How to manage simulation in VIRL from local network
I’ve been using Cisco VIRL for over two years for both learning technologies and testing new solutions as PoC. Accessing devices in simulation via embedded console link is easy but not efficient. I always wanted to manage simulation in VIRL from my laptop not desktop PC. Also in many scenarios you may want to connect external servers like netflow collector or IPAM software you wanna test. Also it’s quite handy to have access to running simulation form Internet, isn’t it?
Let me show you how I connect Cisco VIRL running simulation to other devices in my network and to Internet. In this tutorial I assume that you didn’t change default VIRL networking configuration.
Here is simplified diagram of my home network
There are 4 segments: LAN which contain my all computers, smart TVs etc, VIRL Flat1 Lan, VPN VLAN and Restricted VLAN that have no access to anything but Internet (limited access) for security. Core component is my router that provide Internet connection and segmentation for VLANs in LAN network.
I run Cisco VIRL on my home PC using VMware Workstation. My PC has 2 NICs which makes all configuration much easier. Pretty much all new PCs have at least one NIC built-in into motherboard, it’s not uncommon to see motherboard with two NICs. If you have only one just go to local computer show and buy second one. NIC adapters are very cheap now but I suggest buying low end model that support VLANs so it’s more flexible to use. I use one with RTL8168E chipset.
Router configuration is easy – it provides routing and switching capabilities as well as firewalling and NAT services.
Cisco VIRL requires 5 interfaces assigned to virtual machine. First one (eth0) is connected in Bridging mode to LAN interface of host PC. VIRL use it to contact license servers, fetch software as well as provide access to console lines of simulation.
Rest of interfaces are configured as Host-only by default. That means traffic will never leave the virtual machine. So what we need to do is changing the eth1 interface, described by Cisco as Flat1 Network interface, from Host-Only to Bridged and bridge it to second NIC. You need to open Virtual Network Editor and assign bridging manually to interfaces VMNet0 and VMNet1 or as I did you can use unused interface like VMNet10.
If you use new interface you need to assign them to your VM with Cisco VIRL
Don’t forget to configure new VLAN on any other network devices you have up to your edge router. I recommend simplifying the configuration by using IP address of 172.16.1.1/24 for this interface on edge router. This is default value set as default gateway in VIRL configuration. Also you need to assign IP address to this interface on Host PC.
VIRL use Flat1 Network as it’s out-of-band management network. It’s always assigned to management interfaces (or first interface if particular device does not have dedicated management interface) of virtual devices. VIRL use name Shared Flat Network for it and we need to assign it manually to simulation. To do this click anywhere on background and in Topology tab in Properties window select it from drop-down list

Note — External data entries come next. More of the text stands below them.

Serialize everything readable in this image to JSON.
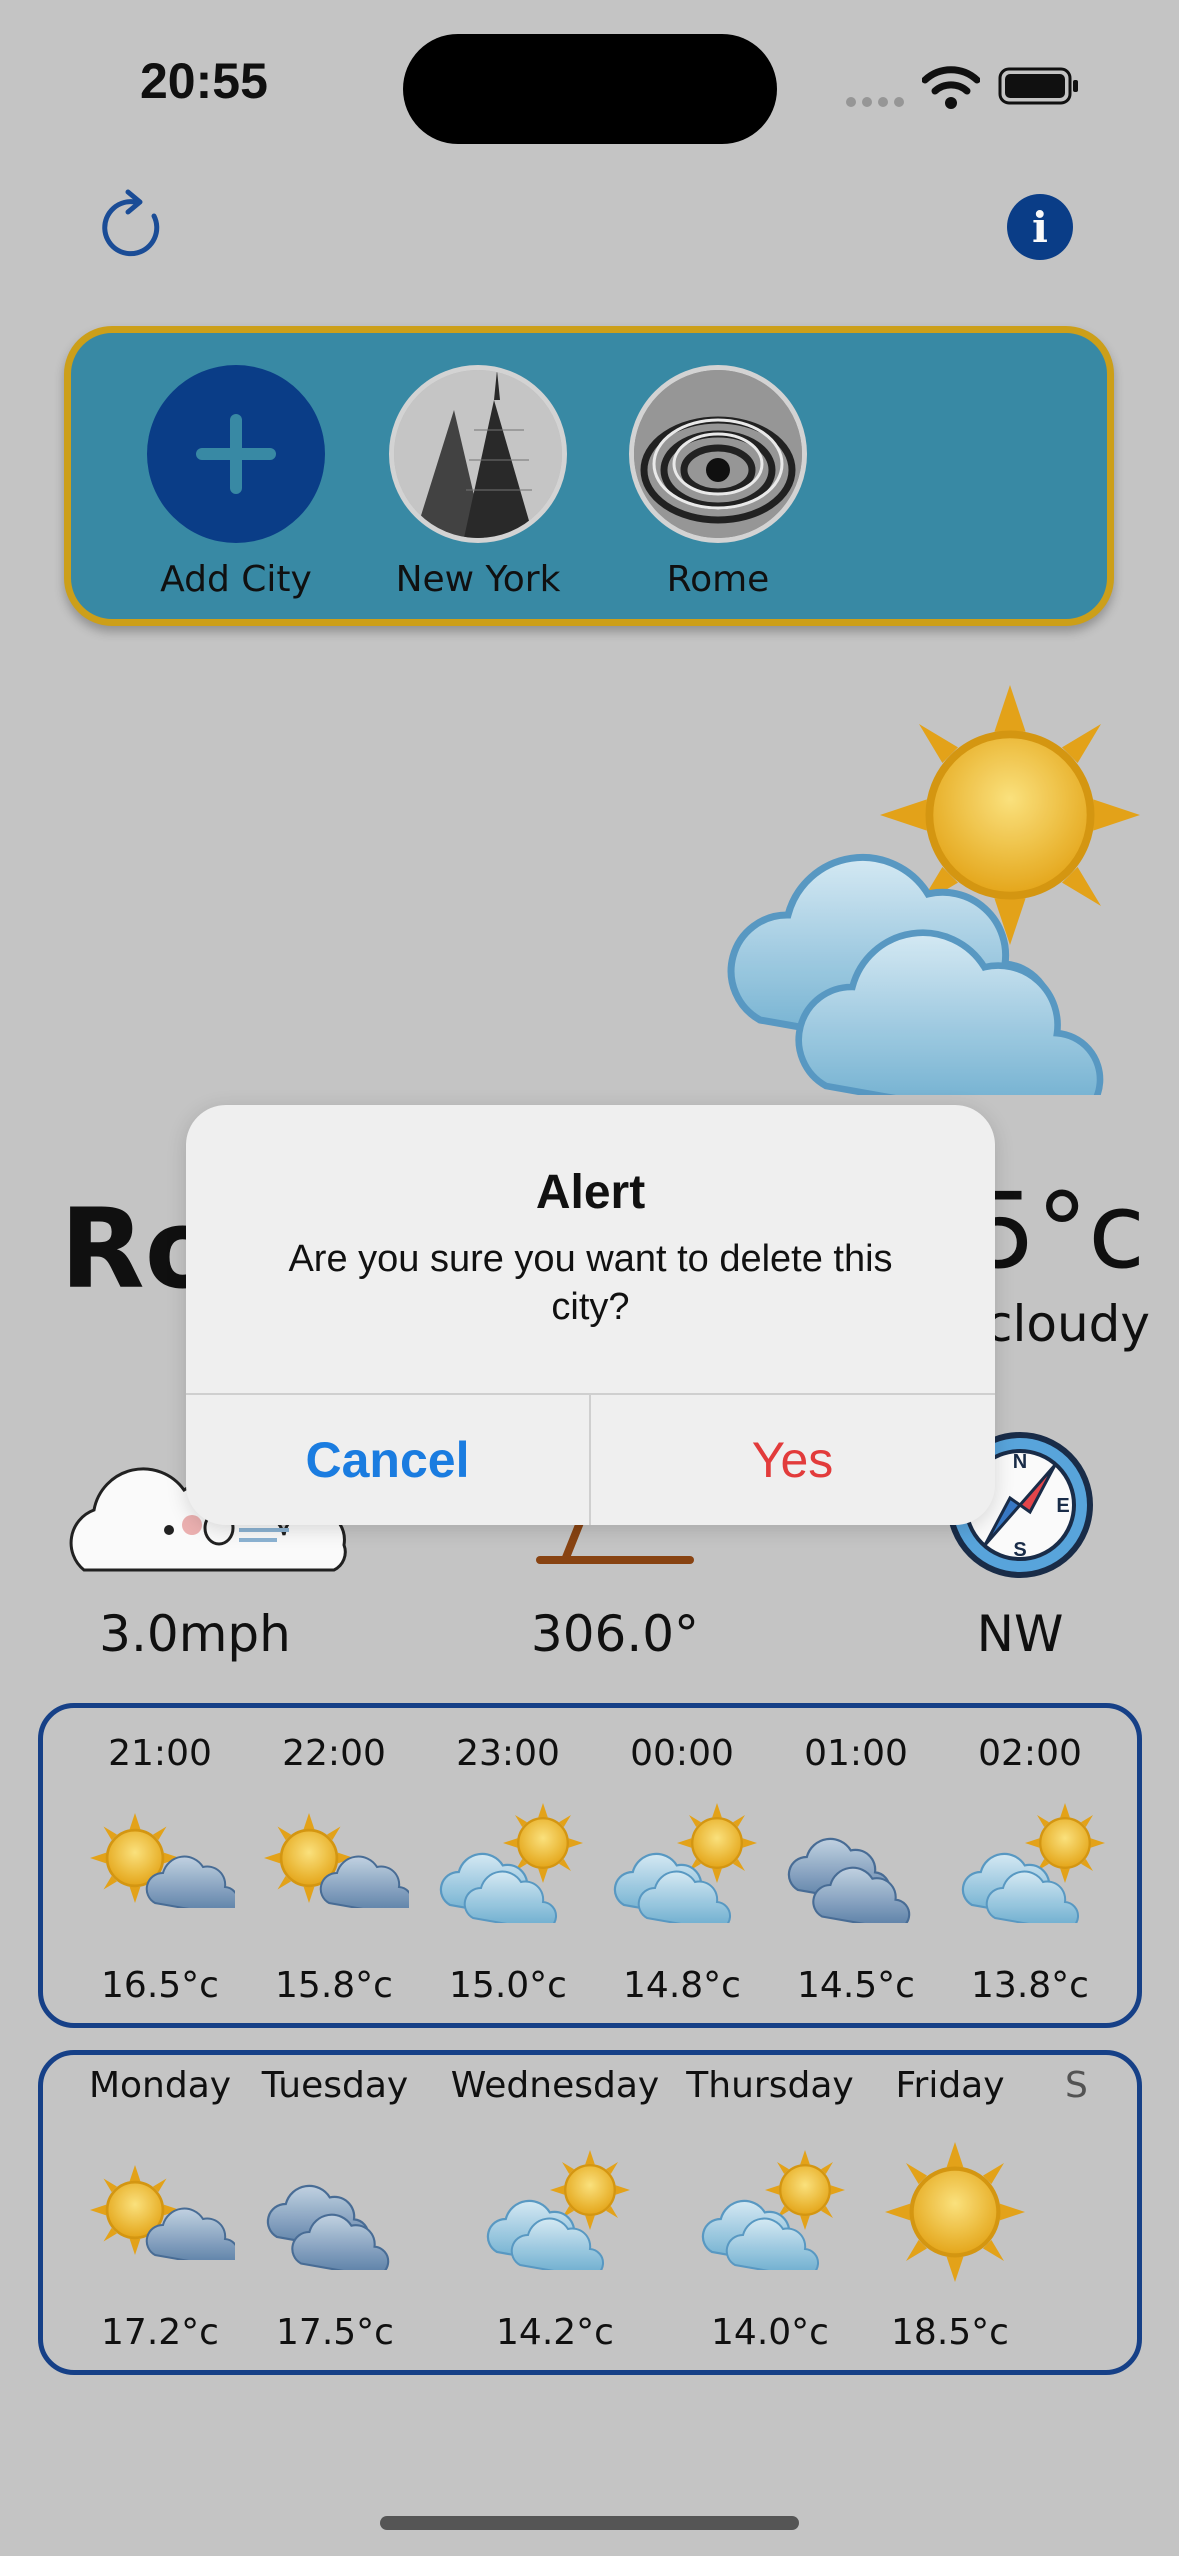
{
  "status_bar": {
    "time": "20:55"
  },
  "top_bar": {
    "refresh_icon": "refresh-icon",
    "info_icon": "info-icon"
  },
  "cities": [
    {
      "label": "Add City",
      "icon": "plus-icon"
    },
    {
      "label": "New York",
      "icon": "city-photo"
    },
    {
      "label": "Rome",
      "icon": "city-photo"
    }
  ],
  "current": {
    "city_partial": "Ro",
    "temp_partial": "5°c",
    "condition_partial": "cloudy",
    "wind_speed": "3.0mph",
    "wind_direction_degrees": "306.0°",
    "compass_direction": "NW",
    "compass_letters": {
      "n": "N",
      "s": "S",
      "e": "E"
    }
  },
  "hourly": [
    {
      "time": "21:00",
      "temp": "16.5°c",
      "icon": "sun-cloud-icon"
    },
    {
      "time": "22:00",
      "temp": "15.8°c",
      "icon": "sun-cloud-icon"
    },
    {
      "time": "23:00",
      "temp": "15.0°c",
      "icon": "cloud-sun-icon"
    },
    {
      "time": "00:00",
      "temp": "14.8°c",
      "icon": "cloud-sun-icon"
    },
    {
      "time": "01:00",
      "temp": "14.5°c",
      "icon": "clouds-icon"
    },
    {
      "time": "02:00",
      "temp": "13.8°c",
      "icon": "cloud-sun-icon"
    }
  ],
  "daily": [
    {
      "day": "Monday",
      "temp": "17.2°c",
      "icon": "sun-cloud-icon"
    },
    {
      "day": "Tuesday",
      "temp": "17.5°c",
      "icon": "clouds-icon"
    },
    {
      "day": "Wednesday",
      "temp": "14.2°c",
      "icon": "cloud-sun-icon"
    },
    {
      "day": "Thursday",
      "temp": "14.0°c",
      "icon": "cloud-sun-icon"
    },
    {
      "day": "Friday",
      "temp": "18.5°c",
      "icon": "sun-icon"
    },
    {
      "day": "S",
      "temp": "",
      "icon": ""
    }
  ],
  "alert": {
    "title": "Alert",
    "message": "Are you sure you want to delete this city?",
    "cancel_label": "Cancel",
    "yes_label": "Yes"
  },
  "colors": {
    "background": "#c8c8c8",
    "city_bar": "#3a8ca8",
    "city_bar_border": "#d1a31a",
    "panel_border": "#17428a",
    "cancel": "#1a7ce0",
    "yes": "#e23b3b",
    "add_city": "#0b3f8a"
  }
}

Remember that you are not only bridging this network to your LAN but also sharing it between multiple simulations so you can make them talk to each other!

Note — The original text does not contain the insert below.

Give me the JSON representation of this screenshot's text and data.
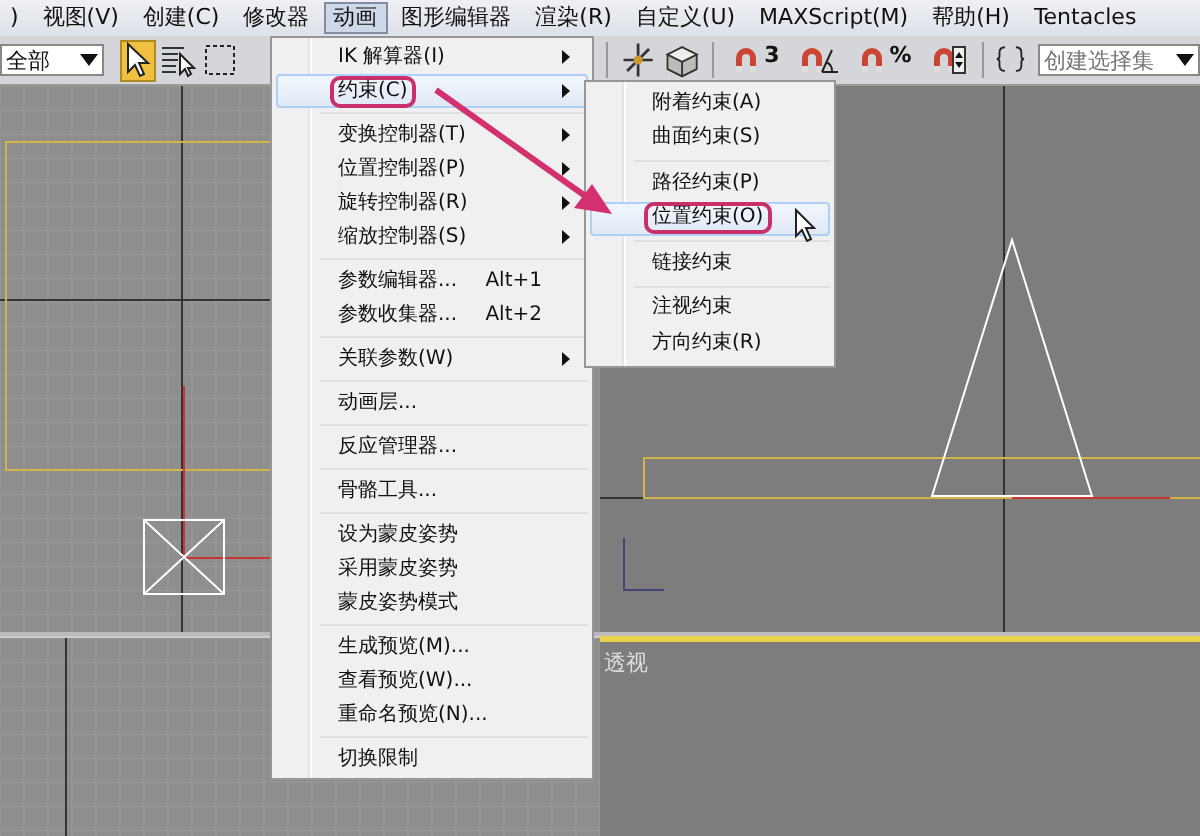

VIRL assign IP addresses to devices automatically when virtual devices boots up. But you can override this and set Flat1 network IP addresses manually for each device. This is really helpful is you use same simulation frequently or you need external acccess outside your LAN network. To do this you need to click on each device and in Properties tab manually enter it in Management interface static IPv4 address field
The last thing you need to do after you start your configuration is adding proper routing interfaces. Depending of what you want to achieve you either will add default route or specific subnet routes of your LAN network pointing to 172.16.1.1 as next-hop address.
Testing the connectivity
If we try to connect to simulated router or switch using it’s management IP, that we set up in previous steps, from your Hots PC it will always succeed. Remember – this interface is bridged and you assigned IP address on your Host PC on this interface so there always will be connectivity.
We should test if bridging to simulation and routing to Flat1 network is working properly . Depending on your firewall and routing configuration of your LAN network try any other device that is allowed to access simulation to establish SSH or just ping the simulated device.
This isn’t of course the only approach but I found it flexible. It gives me control of what devices can talk to virtual devices in simulation and vice versa. But now you able to manage simulation in VIRL from anywhere.